Reverb-drenched evidence notwithstanding, Schaefer denies any trace of salt spray in his musical woodpile. "People bring that up all the time," he says. "But I don't own a single surf album. I think maybe it's my solos. Real jazz players incorporate all kinds of passing notes; I just use simple blues scales." Most of the time, perhaps, although he will also pepper rudimentary riffage with octaves and dense, fancy chords--as on a rendition of Pink Floyd's "Money" recorded at Frank Stone Gallery in 2003. Trumpeter Bob DeBoer daubs the song with pastel swaths of melody; bassist Tony Watercott and drummer Joe Cline imbue its tricky timing with an air of front porch ease; Schaefer's astral blasts provide all the fire and tension.

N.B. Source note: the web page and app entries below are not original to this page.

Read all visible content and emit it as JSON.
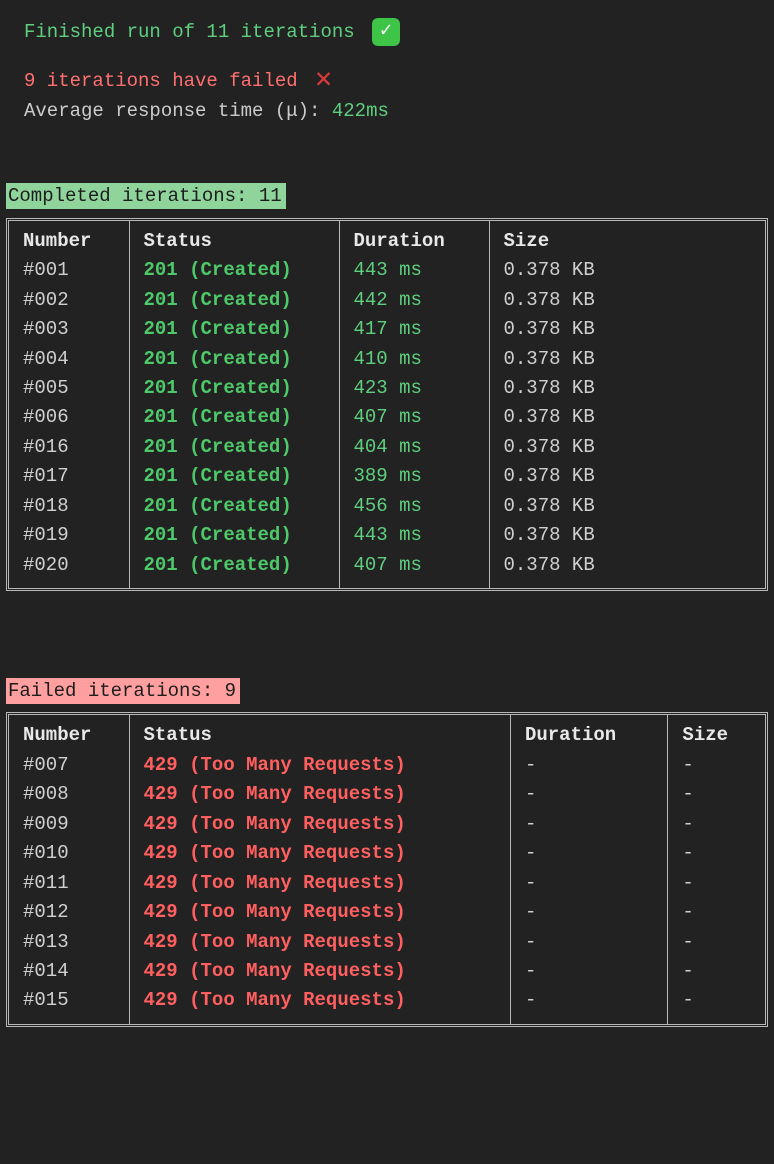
{
  "summary": {
    "finished": "Finished run of 11 iterations",
    "failed": "9 iterations have failed",
    "avg_label": "Average response time (μ): ",
    "avg_value": "422ms"
  },
  "completed": {
    "heading": "Completed iterations: 11",
    "headers": {
      "number": "Number",
      "status": "Status",
      "duration": "Duration",
      "size": "Size"
    },
    "rows": [
      {
        "number": "#001",
        "status": "201 (Created)",
        "duration": "443 ms",
        "size": "0.378 KB"
      },
      {
        "number": "#002",
        "status": "201 (Created)",
        "duration": "442 ms",
        "size": "0.378 KB"
      },
      {
        "number": "#003",
        "status": "201 (Created)",
        "duration": "417 ms",
        "size": "0.378 KB"
      },
      {
        "number": "#004",
        "status": "201 (Created)",
        "duration": "410 ms",
        "size": "0.378 KB"
      },
      {
        "number": "#005",
        "status": "201 (Created)",
        "duration": "423 ms",
        "size": "0.378 KB"
      },
      {
        "number": "#006",
        "status": "201 (Created)",
        "duration": "407 ms",
        "size": "0.378 KB"
      },
      {
        "number": "#016",
        "status": "201 (Created)",
        "duration": "404 ms",
        "size": "0.378 KB"
      },
      {
        "number": "#017",
        "status": "201 (Created)",
        "duration": "389 ms",
        "size": "0.378 KB"
      },
      {
        "number": "#018",
        "status": "201 (Created)",
        "duration": "456 ms",
        "size": "0.378 KB"
      },
      {
        "number": "#019",
        "status": "201 (Created)",
        "duration": "443 ms",
        "size": "0.378 KB"
      },
      {
        "number": "#020",
        "status": "201 (Created)",
        "duration": "407 ms",
        "size": "0.378 KB"
      }
    ]
  },
  "failed": {
    "heading": "Failed iterations: 9",
    "headers": {
      "number": "Number",
      "status": "Status",
      "duration": "Duration",
      "size": "Size"
    },
    "rows": [
      {
        "number": "#007",
        "status": "429 (Too Many Requests)",
        "duration": "-",
        "size": "-"
      },
      {
        "number": "#008",
        "status": "429 (Too Many Requests)",
        "duration": "-",
        "size": "-"
      },
      {
        "number": "#009",
        "status": "429 (Too Many Requests)",
        "duration": "-",
        "size": "-"
      },
      {
        "number": "#010",
        "status": "429 (Too Many Requests)",
        "duration": "-",
        "size": "-"
      },
      {
        "number": "#011",
        "status": "429 (Too Many Requests)",
        "duration": "-",
        "size": "-"
      },
      {
        "number": "#012",
        "status": "429 (Too Many Requests)",
        "duration": "-",
        "size": "-"
      },
      {
        "number": "#013",
        "status": "429 (Too Many Requests)",
        "duration": "-",
        "size": "-"
      },
      {
        "number": "#014",
        "status": "429 (Too Many Requests)",
        "duration": "-",
        "size": "-"
      },
      {
        "number": "#015",
        "status": "429 (Too Many Requests)",
        "duration": "-",
        "size": "-"
      }
    ]
  }
}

A generation ago, Schaefer might have blanched at covering a KQ staple. As a kid in the early '80s, he abandoned classic rock after the Minutemen and a trio of locals changed his life. "I started a punk band just for fun," he recalls. "We had no idea of how to go about getting shows or anything. One day, I was looking at the cover of Everything Falls Apart and noticed that Reflex's address was on the back. I sent them a tape, never for a moment imagining that anything would come of it. Ten days later, Greg Norton called and asked if we wanted to open for Hüsker Dü."
A pair of opening slots for the Hüskers catapulted the band--Dragnet--into the local scene's populous middle tier, where they thrived for a few years before drifting apart. After a stint with Man Sized Action, Schaefer fell out of the public eye. In the early '90s his computer-industry career took him to London for two years. "I didn't know very many people, so I started playing a lot more, learning new chords and inversions. That's when I got interested in jazz."

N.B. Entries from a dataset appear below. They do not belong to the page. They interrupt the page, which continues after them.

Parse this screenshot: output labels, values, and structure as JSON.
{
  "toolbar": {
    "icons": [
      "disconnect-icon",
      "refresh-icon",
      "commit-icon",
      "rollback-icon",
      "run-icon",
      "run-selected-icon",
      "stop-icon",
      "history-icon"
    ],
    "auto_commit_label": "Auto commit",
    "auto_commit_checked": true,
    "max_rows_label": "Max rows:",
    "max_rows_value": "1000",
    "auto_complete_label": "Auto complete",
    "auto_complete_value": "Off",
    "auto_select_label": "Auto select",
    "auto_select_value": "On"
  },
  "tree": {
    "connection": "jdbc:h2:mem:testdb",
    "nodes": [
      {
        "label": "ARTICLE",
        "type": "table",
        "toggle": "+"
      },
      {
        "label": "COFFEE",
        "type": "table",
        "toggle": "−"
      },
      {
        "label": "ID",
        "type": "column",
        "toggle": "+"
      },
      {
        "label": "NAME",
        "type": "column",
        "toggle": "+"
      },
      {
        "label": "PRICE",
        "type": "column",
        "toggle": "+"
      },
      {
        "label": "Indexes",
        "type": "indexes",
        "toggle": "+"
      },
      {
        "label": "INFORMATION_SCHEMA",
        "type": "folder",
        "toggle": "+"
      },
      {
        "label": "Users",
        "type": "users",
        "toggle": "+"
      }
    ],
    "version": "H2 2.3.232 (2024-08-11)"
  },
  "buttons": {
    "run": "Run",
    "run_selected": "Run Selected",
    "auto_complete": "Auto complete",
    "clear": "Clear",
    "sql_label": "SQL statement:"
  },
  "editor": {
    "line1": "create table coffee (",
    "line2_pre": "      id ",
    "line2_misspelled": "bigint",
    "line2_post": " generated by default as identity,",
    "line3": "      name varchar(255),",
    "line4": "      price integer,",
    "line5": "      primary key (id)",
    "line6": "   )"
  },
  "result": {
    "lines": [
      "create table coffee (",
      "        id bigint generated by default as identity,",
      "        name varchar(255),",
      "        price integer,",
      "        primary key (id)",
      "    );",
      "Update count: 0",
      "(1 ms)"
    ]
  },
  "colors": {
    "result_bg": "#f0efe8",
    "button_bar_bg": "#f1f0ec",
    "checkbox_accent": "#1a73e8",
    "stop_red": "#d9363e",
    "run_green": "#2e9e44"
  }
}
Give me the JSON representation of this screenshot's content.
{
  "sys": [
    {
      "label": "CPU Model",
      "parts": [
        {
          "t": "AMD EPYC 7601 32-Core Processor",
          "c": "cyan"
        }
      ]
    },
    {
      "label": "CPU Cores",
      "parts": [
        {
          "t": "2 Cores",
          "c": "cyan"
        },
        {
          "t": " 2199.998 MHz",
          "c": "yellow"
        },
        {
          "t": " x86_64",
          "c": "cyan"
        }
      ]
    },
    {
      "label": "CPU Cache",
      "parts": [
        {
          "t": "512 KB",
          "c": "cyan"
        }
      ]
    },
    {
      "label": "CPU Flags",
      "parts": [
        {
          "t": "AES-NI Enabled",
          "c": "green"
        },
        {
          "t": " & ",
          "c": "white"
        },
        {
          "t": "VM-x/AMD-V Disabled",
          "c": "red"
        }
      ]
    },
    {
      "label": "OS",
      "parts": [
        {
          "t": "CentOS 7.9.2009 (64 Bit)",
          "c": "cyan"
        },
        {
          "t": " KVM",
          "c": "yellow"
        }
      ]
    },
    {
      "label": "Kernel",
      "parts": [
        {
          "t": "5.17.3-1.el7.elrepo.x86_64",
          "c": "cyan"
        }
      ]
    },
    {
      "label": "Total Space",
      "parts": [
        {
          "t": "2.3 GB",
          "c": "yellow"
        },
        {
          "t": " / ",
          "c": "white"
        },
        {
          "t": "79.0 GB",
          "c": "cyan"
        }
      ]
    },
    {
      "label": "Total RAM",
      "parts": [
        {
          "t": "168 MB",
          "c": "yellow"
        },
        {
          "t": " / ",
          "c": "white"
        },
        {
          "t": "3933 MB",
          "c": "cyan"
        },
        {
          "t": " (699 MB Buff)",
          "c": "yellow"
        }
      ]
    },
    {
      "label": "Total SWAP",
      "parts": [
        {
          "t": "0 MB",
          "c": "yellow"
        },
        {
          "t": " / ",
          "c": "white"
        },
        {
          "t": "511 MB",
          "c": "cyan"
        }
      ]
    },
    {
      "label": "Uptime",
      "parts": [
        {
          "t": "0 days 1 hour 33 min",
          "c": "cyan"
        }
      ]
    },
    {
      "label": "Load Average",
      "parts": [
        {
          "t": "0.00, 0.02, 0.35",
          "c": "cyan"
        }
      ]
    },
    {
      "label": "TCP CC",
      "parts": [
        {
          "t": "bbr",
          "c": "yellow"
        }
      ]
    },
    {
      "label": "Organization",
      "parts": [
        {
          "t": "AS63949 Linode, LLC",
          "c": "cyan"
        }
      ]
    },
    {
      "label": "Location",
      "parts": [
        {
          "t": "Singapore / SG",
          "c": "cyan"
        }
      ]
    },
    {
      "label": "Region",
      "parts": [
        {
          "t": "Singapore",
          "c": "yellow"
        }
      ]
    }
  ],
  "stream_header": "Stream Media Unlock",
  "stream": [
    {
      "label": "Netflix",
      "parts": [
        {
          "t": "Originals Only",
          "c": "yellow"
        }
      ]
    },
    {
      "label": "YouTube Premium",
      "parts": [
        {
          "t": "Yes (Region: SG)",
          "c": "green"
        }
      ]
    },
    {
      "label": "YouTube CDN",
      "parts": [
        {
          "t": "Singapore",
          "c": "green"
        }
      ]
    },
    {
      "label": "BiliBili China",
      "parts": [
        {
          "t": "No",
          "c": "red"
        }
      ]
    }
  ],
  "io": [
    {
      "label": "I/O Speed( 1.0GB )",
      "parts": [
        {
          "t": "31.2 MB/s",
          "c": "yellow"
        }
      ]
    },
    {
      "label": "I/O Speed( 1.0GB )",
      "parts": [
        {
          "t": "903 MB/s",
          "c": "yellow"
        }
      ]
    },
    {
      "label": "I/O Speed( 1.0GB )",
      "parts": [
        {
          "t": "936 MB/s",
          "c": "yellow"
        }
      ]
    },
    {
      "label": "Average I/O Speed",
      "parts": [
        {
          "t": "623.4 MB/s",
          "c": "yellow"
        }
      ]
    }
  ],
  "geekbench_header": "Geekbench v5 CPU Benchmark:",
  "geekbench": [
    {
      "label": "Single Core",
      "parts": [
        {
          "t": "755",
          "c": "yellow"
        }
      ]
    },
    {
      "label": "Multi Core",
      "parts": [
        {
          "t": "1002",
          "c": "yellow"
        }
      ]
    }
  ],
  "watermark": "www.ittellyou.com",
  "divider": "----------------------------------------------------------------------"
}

GST first coalesced as a casual backing band for poets, which helped Schaefer develop the philosophy that informs the band today. "We like bringing guest players up," he says. "So some of our songs are skeletal enough so that people can just jump onstage and join in. And they're all fairly easy to learn. That way, somebody can go on vacation for a couple weeks without having to worry about being permanently replaced. More than anything, I want this band to be fun for everyone involved."